Help for Spain - a UK postscript & the aftershave connection

Posted by TheFallen on April 18, 2003

In Reply to: Help for spain posted by bella on April 17, 2003

: Hello! You will almost certainly receive some responses which are more detailed, but the essential meanings are:

: "Fancy Dan"---Dressed-up, formal, "showing off a bit" as opposed to casual blue jeans.

: "Shag-all"--Not much, bits and pieces, "we need to go grocery shopping, there isn't a lot here".

: "a mad splurge (spending spree, buying a lot) of "Go On You Devil Justification"--Devil is also a commonly used slang word, once used in admiration ("He's a devil with the ladies") with the "divil" spelling hinting that it is an Irishman speaking, and the sentence meaning talking yourself into something you know you shouldn't do, like buying the last chocolate eclair at a bakery!

: "Old Space"--I do not know, unless it refers to an old TV show, for example here in America we used to have a show, original episodes in the early '60's, called "The Twilight Zone", and the theme music (signature tune) is often hummed when weird things happen.

: "On-Again", et cetera-- a*** is that upon which you sit, "the south end of a north-bound mule", usage is "go away".

: "Hot on the Heels"--So close your heels are burning, as if someone has lit a match and put in in your shoe.

: Hope this helps!

Bella and Bob have nailed down most of these for you. Your problem arises from all of the expressions being UK or most likely Irish English slang. To clarify briefly on a few of the questions you raise:-

Shag all - to shag is British/Irish vulgar slang for to have sex with. It's very similar to "f***" but perhaps not quite as crude. Shag here is being used as a dismissive intensifier, so "shag all" means "absolutely nothing".

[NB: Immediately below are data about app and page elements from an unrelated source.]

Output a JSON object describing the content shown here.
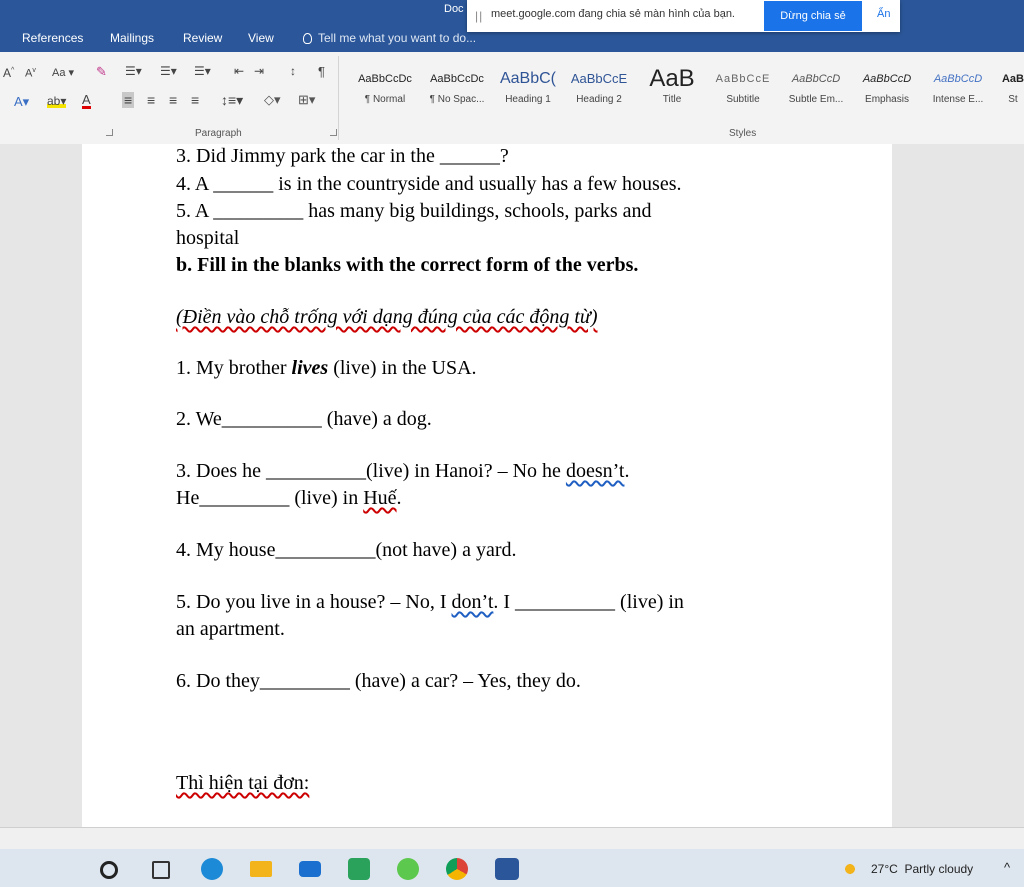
{
  "window": {
    "doc_title": "Doc"
  },
  "ribbon_tabs": [
    "References",
    "Mailings",
    "Review",
    "View"
  ],
  "tell_me": "Tell me what you want to do...",
  "share_bar": {
    "handle": "||",
    "message": "meet.google.com đang chia sẻ màn hình của bạn.",
    "stop_button": "Dừng chia sẻ",
    "hide_button": "Ẩn"
  },
  "ribbon": {
    "font_grow": "A",
    "font_shrink": "A",
    "change_case": "Aa",
    "pilcrow": "¶",
    "paragraph_label": "Paragraph",
    "styles_label": "Styles",
    "styles": [
      {
        "sample": "AaBbCcDc",
        "name": "¶ Normal"
      },
      {
        "sample": "AaBbCcDc",
        "name": "¶ No Spac..."
      },
      {
        "sample": "AaBbC(",
        "name": "Heading 1"
      },
      {
        "sample": "AaBbCcE",
        "name": "Heading 2"
      },
      {
        "sample": "AaB",
        "name": "Title"
      },
      {
        "sample": "AaBbCcE",
        "name": "Subtitle"
      },
      {
        "sample": "AaBbCcD",
        "name": "Subtle Em..."
      },
      {
        "sample": "AaBbCcD",
        "name": "Emphasis"
      },
      {
        "sample": "AaBbCcD",
        "name": "Intense E..."
      },
      {
        "sample": "AaB",
        "name": "St"
      }
    ]
  },
  "document": {
    "q3": [
      "3. Did Jimmy park the car in the ",
      "______",
      "?"
    ],
    "q4": [
      "4. A ",
      "______",
      " is in the countryside and usually has a few houses."
    ],
    "q5a": [
      "5. A ",
      "_________",
      " has many big buildings, schools, parks and"
    ],
    "q5b": "hospital",
    "section_b": "b. Fill in the blanks with the correct form of the verbs.",
    "section_b_vi": "(Điền vào chỗ trống với dạng đúng của các động từ)",
    "e1": [
      "1. My brother ",
      "lives",
      " (live) in the USA."
    ],
    "e2": [
      "2. We",
      "__________",
      " (have) a dog."
    ],
    "e3a": [
      "3. Does he ",
      "__________",
      "(live) in Hanoi? – No he ",
      "doesn’t",
      "."
    ],
    "e3b": [
      "He",
      "_________",
      " (live) in ",
      "Huế",
      "."
    ],
    "e4": [
      "4. My house",
      "__________",
      "(not have) a yard."
    ],
    "e5a": [
      "5. Do you live in a house? – No, I ",
      "don’t",
      ". I ",
      "__________",
      " (live) in"
    ],
    "e5b": "an apartment.",
    "e6": [
      "6. Do they",
      "_________",
      " (have) a car? – Yes, they do."
    ],
    "heading_tense": "Thì hiện tại đơn:"
  },
  "taskbar": {
    "temperature": "27°C",
    "condition": "Partly cloudy",
    "chevron": "^"
  },
  "colors": {
    "word_blue": "#2b579a",
    "meet_blue": "#1a73e8",
    "proofing_red": "#cc0000"
  }
}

Old Space - now I'm making a guess here, but I'd bet you that this is a typo and that the real phrase is "OLD SPICE". Old Spice is a well-known aftershave/cologne, and is best-known in the UK and Ireland for a long-running TV commercial a few years ago, featuring a guy surfing, accompanied by the music "O Fortuna" from Carl Orff's Camina Burana. This somewhat threatening piece of music brings to mind satanic horror films like "The Exorcist" and "The Omen" and hence fits in with the "malevolent expression" that you quote. (There's another tie-in here with a British TV situation comedy called "Only Fools & Horses", but it's just too trivial to explain).

On-again-off-again-I'll-just-get-my-head-out-of-my-arse-if-you'll-give-me-a-second - this is quite a complex mix of expressions that I imagine has been strung together to give a feeling of being rushed, hurried or put under pressure. "On again, off again" means continually stopping and starting in a frustrating manner. "To get one's head out of one's arse" means to stop wasting time and to become productive or useful - arse is mildly vulgar slang for the buttocks, or "culo" would, I believe be the Spanish equivalent. Basically the entire expression means "if you'll just stop continually bothering me, I'll be able to get on and attend to the task in hand".